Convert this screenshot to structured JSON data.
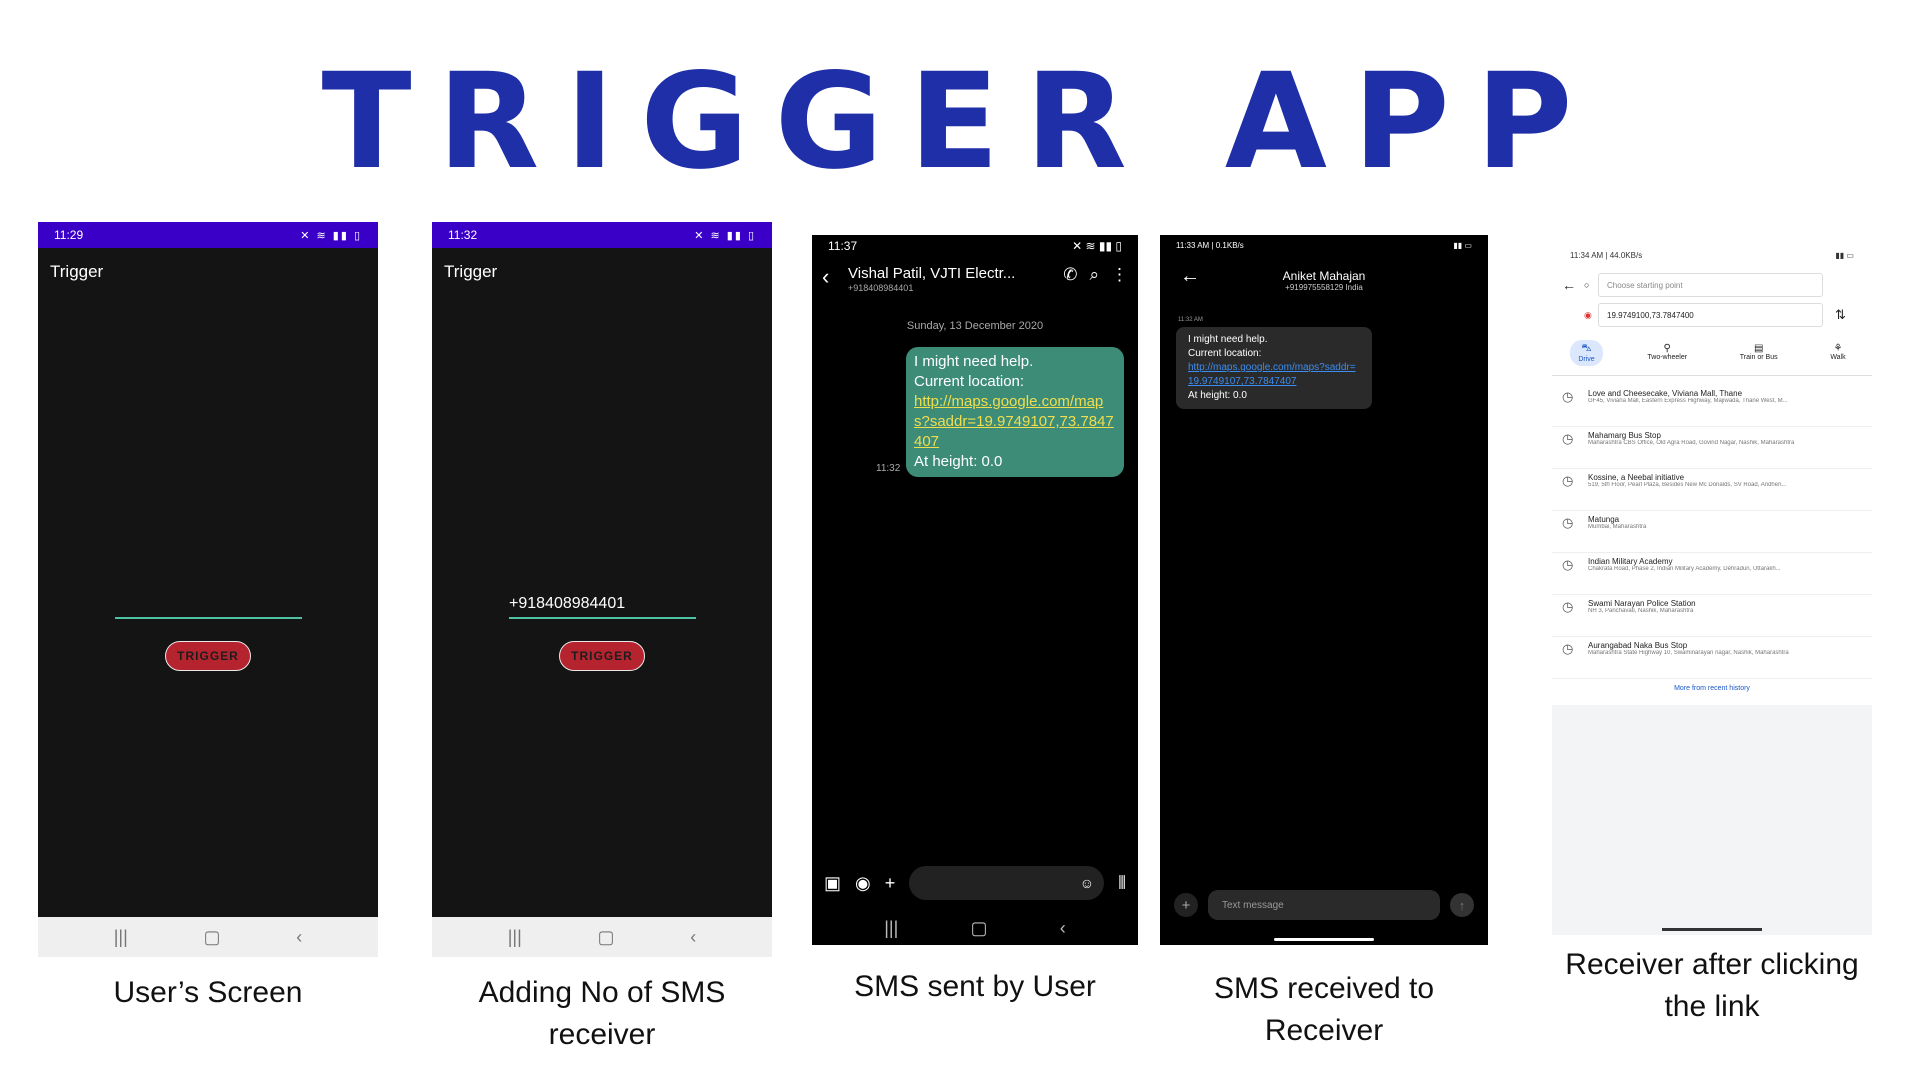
{
  "title": "TRIGGER APP",
  "phone1": {
    "time": "11:29",
    "status_icons": "🔇 📶 🔋",
    "app_title": "Trigger",
    "phone_number": "",
    "trigger_label": "TRIGGER",
    "caption": "User’s Screen"
  },
  "phone2": {
    "time": "11:32",
    "status_icons": "🔇 📶 🔋",
    "app_title": "Trigger",
    "phone_number": "+918408984401",
    "trigger_label": "TRIGGER",
    "caption": "Adding No of SMS receiver"
  },
  "phone3": {
    "time": "11:37",
    "contact_name": "Vishal Patil, VJTI Electr...",
    "contact_number": "+918408984401",
    "date": "Sunday, 13 December 2020",
    "msg_line1": "I might need help.",
    "msg_line2": "Current location:",
    "msg_link": "http://maps.google.com/maps?saddr=19.9749107,73.7847407",
    "msg_line3": "At height: 0.0",
    "msg_time": "11:32",
    "caption": "SMS sent by User"
  },
  "phone4": {
    "status_left": "11:33 AM | 0.1KB/s",
    "contact_name": "Aniket Mahajan",
    "contact_number": "+919975558129 India",
    "msg_time": "11:32 AM",
    "msg_line1": "I might need help.",
    "msg_line2": "Current location:",
    "msg_link": "http://maps.google.com/maps?saddr=19.9749107,73.7847407",
    "msg_line3": "At height: 0.0",
    "input_placeholder": "Text message",
    "caption": "SMS received to Receiver"
  },
  "phone5": {
    "status_left": "11:34 AM | 44.0KB/s",
    "start_placeholder": "Choose starting point",
    "destination": "19.9749100,73.7847400",
    "modes": [
      "Drive",
      "Two-wheeler",
      "Train or Bus",
      "Walk"
    ],
    "places": [
      {
        "name": "Love and Cheesecake, Viviana Mall, Thane",
        "addr": "GF45, Viviana Mall, Eastern Express Highway, Majiwada, Thane West, M..."
      },
      {
        "name": "Mahamarg Bus Stop",
        "addr": "Maharashtra CBS Office, Old Agra Road, Govind Nagar, Nashik, Maharashtra"
      },
      {
        "name": "Kossine, a Neebal initiative",
        "addr": "519, 5th Floor, Pearl Plaza, Besides New Mc Donalds, SV Road, Andheri..."
      },
      {
        "name": "Matunga",
        "addr": "Mumbai, Maharashtra"
      },
      {
        "name": "Indian Military Academy",
        "addr": "Chakrata Road, Phase 2, Indian Military Academy, Dehradun, Uttarakh..."
      },
      {
        "name": "Swami Narayan Police Station",
        "addr": "NH 3, Panchavati, Nashik, Maharashtra"
      },
      {
        "name": "Aurangabad Naka Bus Stop",
        "addr": "Maharashtra State Highway 10, Swaminarayan nagar, Nashik, Maharashtra"
      }
    ],
    "more_link": "More from recent history",
    "caption": "Receiver after clicking the link"
  }
}
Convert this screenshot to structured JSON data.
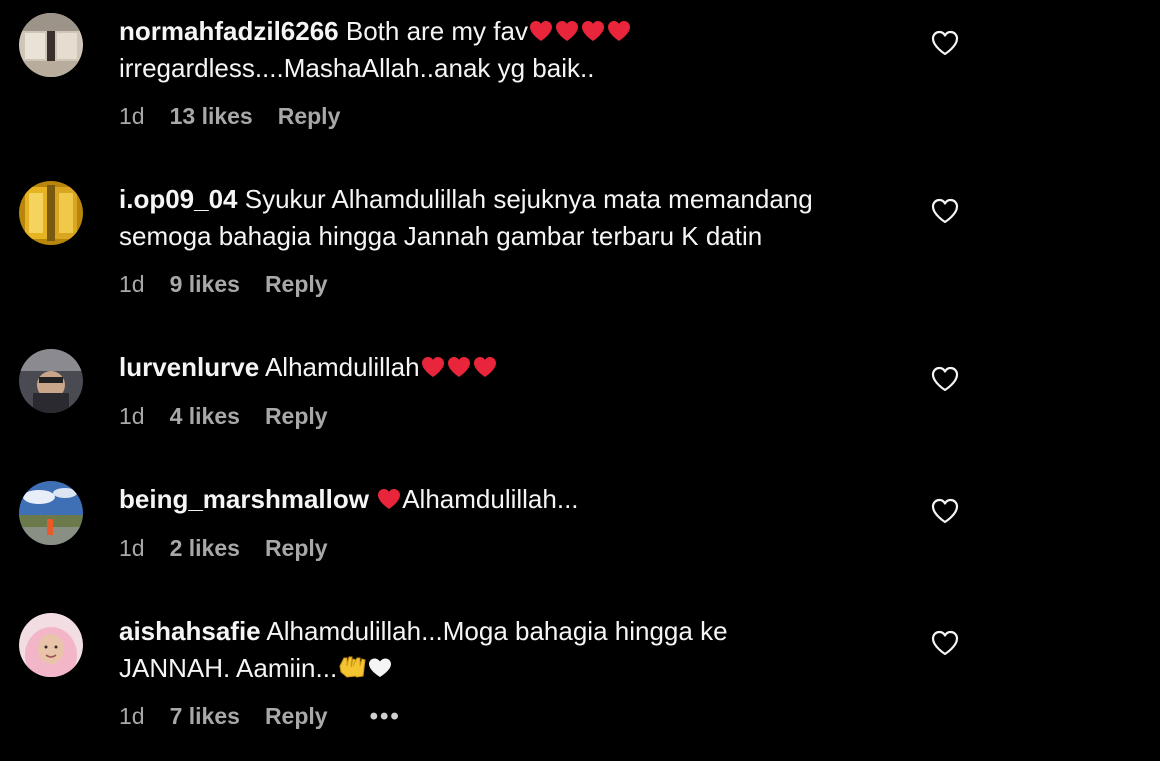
{
  "comments": [
    {
      "username": "normahfadzil6266",
      "text_before": " Both are my fav",
      "hearts_after": 4,
      "text_after": "",
      "line2": "irregardless....MashaAllah..anak yg baik..",
      "time": "1d",
      "likes": "13 likes",
      "reply": "Reply"
    },
    {
      "username": "i.op09_04",
      "text_before": " Syukur Alhamdulillah sejuknya mata memandang",
      "line2": "semoga bahagia hingga Jannah gambar terbaru K datin",
      "time": "1d",
      "likes": "9 likes",
      "reply": "Reply"
    },
    {
      "username": "lurvenlurve",
      "text_before": " Alhamdulillah",
      "hearts_after": 3,
      "time": "1d",
      "likes": "4 likes",
      "reply": "Reply"
    },
    {
      "username": "being_marshmallow",
      "text_before": " ",
      "text_after": "Alhamdulillah...",
      "time": "1d",
      "likes": "2 likes",
      "reply": "Reply"
    },
    {
      "username": "aishahsafie",
      "text_before": " Alhamdulillah...Moga bahagia hingga ke",
      "line2": "JANNAH. Aamiin...",
      "time": "1d",
      "likes": "7 likes",
      "reply": "Reply",
      "more": "•••"
    }
  ],
  "icons": {
    "like": "heart-outline-icon",
    "emoji_red_heart": "red-heart-emoji",
    "emoji_white_heart": "white-heart-emoji",
    "emoji_hands": "raising-hands-emoji"
  },
  "colors": {
    "background": "#000000",
    "text": "#f5f5f5",
    "meta": "#a8a8a8",
    "heart_red": "#e0245e"
  }
}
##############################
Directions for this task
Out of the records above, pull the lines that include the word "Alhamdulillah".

Response to the exercise
      "text_before": " Syukur Alhamdulillah sejuknya mata memandang",
      "text_before": " Alhamdulillah",
      "text_after": "Alhamdulillah...",
      "text_before": " Alhamdulillah...Moga bahagia hingga ke",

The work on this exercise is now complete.